SUPPLIED RECORDS:
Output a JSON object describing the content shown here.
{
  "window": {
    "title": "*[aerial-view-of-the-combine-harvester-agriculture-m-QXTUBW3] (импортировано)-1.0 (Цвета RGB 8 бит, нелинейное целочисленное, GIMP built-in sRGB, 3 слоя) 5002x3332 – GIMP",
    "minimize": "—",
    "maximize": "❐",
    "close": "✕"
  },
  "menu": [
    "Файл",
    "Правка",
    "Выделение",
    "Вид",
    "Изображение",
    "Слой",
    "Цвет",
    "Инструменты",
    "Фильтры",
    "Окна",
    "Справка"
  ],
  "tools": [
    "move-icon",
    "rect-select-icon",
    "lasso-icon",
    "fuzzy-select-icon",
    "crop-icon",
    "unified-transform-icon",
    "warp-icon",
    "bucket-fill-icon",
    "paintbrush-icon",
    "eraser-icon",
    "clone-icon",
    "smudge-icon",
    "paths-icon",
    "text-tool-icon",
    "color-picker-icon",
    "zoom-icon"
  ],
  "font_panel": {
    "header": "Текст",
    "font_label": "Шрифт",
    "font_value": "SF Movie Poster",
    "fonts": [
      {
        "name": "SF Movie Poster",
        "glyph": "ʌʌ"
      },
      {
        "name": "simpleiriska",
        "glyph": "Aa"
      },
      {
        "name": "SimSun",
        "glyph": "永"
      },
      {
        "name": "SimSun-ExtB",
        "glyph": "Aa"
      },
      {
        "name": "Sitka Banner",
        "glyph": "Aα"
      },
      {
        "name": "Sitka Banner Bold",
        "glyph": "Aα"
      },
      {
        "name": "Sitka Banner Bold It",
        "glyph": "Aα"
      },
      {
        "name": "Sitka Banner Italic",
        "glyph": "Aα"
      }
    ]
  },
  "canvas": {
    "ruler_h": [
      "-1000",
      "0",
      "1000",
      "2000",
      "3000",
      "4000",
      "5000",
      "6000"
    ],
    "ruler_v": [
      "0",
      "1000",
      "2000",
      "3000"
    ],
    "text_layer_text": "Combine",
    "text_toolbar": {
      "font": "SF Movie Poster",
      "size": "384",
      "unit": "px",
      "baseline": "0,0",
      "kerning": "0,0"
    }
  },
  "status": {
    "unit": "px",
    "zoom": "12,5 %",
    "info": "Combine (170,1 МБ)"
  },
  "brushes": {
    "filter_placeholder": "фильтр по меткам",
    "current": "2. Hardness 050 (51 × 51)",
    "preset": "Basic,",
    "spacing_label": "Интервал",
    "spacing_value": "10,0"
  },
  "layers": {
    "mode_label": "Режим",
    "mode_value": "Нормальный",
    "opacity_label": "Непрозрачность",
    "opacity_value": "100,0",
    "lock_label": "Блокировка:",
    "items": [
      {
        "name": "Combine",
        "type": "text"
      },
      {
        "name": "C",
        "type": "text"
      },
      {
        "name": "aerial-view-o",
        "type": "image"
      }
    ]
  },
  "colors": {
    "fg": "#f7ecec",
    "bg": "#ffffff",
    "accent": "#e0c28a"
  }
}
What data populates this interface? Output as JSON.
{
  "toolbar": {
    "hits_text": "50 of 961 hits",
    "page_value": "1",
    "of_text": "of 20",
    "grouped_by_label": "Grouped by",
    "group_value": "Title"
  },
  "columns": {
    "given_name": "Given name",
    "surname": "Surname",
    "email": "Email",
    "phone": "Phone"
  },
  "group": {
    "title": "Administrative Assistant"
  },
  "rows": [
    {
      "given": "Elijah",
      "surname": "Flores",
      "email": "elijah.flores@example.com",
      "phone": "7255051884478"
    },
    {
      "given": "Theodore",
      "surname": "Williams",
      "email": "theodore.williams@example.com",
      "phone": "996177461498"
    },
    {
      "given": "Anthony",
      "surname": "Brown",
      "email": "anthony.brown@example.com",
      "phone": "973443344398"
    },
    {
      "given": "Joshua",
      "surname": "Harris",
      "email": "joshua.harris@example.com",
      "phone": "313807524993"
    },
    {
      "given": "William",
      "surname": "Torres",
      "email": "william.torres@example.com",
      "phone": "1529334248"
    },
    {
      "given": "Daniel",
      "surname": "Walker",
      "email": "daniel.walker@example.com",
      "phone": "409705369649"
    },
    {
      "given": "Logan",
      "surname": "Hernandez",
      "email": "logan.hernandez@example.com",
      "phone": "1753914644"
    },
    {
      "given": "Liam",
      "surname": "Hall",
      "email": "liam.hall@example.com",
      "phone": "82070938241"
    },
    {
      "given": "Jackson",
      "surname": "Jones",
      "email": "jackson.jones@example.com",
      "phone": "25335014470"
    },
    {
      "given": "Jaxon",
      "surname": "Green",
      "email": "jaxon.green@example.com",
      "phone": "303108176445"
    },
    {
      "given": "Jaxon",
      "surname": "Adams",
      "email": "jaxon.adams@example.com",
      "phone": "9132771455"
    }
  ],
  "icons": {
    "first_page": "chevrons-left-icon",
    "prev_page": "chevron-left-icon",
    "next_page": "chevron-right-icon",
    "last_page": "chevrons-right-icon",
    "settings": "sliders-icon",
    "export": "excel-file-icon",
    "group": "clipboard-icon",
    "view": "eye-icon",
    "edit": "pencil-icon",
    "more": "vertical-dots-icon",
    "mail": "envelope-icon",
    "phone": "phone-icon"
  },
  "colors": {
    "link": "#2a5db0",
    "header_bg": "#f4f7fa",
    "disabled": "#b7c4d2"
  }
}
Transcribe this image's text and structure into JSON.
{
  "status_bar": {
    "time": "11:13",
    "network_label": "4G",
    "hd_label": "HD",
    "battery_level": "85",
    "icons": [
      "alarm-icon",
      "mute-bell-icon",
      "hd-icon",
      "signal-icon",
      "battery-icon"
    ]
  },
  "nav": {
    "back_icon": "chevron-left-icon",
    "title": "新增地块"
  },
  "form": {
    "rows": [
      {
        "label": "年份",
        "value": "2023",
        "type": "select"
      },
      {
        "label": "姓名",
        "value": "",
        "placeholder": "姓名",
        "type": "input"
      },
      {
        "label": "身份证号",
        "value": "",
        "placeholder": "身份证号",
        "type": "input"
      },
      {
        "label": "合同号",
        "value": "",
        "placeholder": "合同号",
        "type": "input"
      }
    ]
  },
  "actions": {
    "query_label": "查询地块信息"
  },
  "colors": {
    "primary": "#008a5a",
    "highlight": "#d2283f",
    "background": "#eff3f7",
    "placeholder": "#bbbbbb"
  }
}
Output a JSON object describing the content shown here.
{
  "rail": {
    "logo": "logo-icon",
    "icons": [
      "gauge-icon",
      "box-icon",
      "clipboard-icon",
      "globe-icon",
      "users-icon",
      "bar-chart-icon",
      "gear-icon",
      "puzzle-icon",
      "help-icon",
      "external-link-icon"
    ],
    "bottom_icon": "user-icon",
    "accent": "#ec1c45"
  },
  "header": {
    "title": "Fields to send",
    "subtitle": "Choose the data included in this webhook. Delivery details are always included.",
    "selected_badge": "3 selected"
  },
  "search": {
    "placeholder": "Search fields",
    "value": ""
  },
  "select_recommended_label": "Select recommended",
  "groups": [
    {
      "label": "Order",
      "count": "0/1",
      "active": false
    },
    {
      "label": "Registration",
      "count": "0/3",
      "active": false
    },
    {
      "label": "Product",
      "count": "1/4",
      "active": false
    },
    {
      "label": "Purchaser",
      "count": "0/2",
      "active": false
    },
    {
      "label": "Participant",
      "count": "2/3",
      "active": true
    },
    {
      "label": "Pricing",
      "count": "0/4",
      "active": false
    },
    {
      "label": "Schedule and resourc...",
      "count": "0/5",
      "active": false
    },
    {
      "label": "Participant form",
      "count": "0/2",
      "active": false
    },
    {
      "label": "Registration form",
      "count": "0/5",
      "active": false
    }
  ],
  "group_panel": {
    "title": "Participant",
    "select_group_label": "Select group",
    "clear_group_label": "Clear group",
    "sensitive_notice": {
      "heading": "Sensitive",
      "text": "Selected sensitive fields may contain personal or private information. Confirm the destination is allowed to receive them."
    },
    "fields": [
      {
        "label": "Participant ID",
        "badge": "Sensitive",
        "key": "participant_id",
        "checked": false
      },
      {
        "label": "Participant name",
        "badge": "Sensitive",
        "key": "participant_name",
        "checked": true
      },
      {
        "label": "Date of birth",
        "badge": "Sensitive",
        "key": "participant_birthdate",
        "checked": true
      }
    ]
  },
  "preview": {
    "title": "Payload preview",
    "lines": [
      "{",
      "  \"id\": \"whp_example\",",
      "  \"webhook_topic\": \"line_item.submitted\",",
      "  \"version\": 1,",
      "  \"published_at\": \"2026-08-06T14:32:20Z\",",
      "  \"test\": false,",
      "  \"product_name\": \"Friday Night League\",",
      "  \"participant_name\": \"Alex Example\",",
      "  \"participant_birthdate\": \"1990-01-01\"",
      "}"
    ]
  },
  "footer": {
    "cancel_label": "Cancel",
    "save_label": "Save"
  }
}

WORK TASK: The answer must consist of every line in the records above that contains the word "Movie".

REPLY TO THE EXERCISE:
    "font_value": "SF Movie Poster",
        "name": "SF Movie Poster",
      "font": "SF Movie Poster",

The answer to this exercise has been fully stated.